In the social justice sector, in which I work as a human rights lawyer, we often talk about “vicarious trauma” that can be inflicted from constantly dealing with various clients’ legal issues of oppression and injustice, invoking those same feelings of despondency and despair, as described above, within the legal service provider.

But just as real, although perhaps not quite as common, are instances of experiencing “vicarious resilience” from dealing with a client who has faced seemingly insurmountable challenges of oppression and unfairness, but has somehow remained steadfast and stoic in response, guided by some inner strength and sense of justice.   

I have personally experienced both, especially in most recently representing an Indigenous mother in her case about the egregious mistreatment she has alleged at the hands of the child apprehension system. Her example of courage and determination, given what she has endured, has been inspiring and uplifting.

In these turbulent times, we all need to be uplifted, time and again, by those examples of resiliency and courage in the face of it all, to focus on those inspirational acts and gather strength from them. Then we can hopefully tap into that “vicarious resiliency” as we try to help build the type of transformational change we all want to see, one step at a time.

I am honoured to be able to represent an organization this upcoming term that so well aligns with my values on issues critical to the profession such as access to justice; equity, diversity, and inclusion; and Truth and Reconciliation.

I know that in the critical matter of the move to a single regulator for lawyers, notaries, and paralegals, the CBABC will stand firm and make sure the voice of our profession is heard loud and clear, especially on the issues of self-regulation and the independence of the profession, cornerstones to the fundamental principle of the rule of law.

I very much look forward to working with you all as we together find the inspiration and motivation to keep pushing forward in the right direction on these and other matters for the greater good of both our legal profession and the administration of justice.

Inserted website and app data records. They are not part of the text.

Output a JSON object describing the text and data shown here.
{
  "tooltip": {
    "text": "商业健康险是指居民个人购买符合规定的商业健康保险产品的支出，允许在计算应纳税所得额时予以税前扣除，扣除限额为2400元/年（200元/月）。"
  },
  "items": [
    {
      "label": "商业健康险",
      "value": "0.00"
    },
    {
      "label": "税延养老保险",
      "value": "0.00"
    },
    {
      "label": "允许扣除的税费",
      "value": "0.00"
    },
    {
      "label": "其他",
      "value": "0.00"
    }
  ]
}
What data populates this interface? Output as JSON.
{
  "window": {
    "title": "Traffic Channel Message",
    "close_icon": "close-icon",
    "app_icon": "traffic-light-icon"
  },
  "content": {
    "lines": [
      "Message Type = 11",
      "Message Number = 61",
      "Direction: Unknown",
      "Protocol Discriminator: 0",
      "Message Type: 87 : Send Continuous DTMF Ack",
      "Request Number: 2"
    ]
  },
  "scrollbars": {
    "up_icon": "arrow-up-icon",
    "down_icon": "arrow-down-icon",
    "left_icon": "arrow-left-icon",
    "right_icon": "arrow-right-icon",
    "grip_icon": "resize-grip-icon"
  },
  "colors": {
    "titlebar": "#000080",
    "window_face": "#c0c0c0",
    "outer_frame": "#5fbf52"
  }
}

* Updated 2022.11.14 to reflect the evolving understanding of the burial sites at Indigenous residential schools |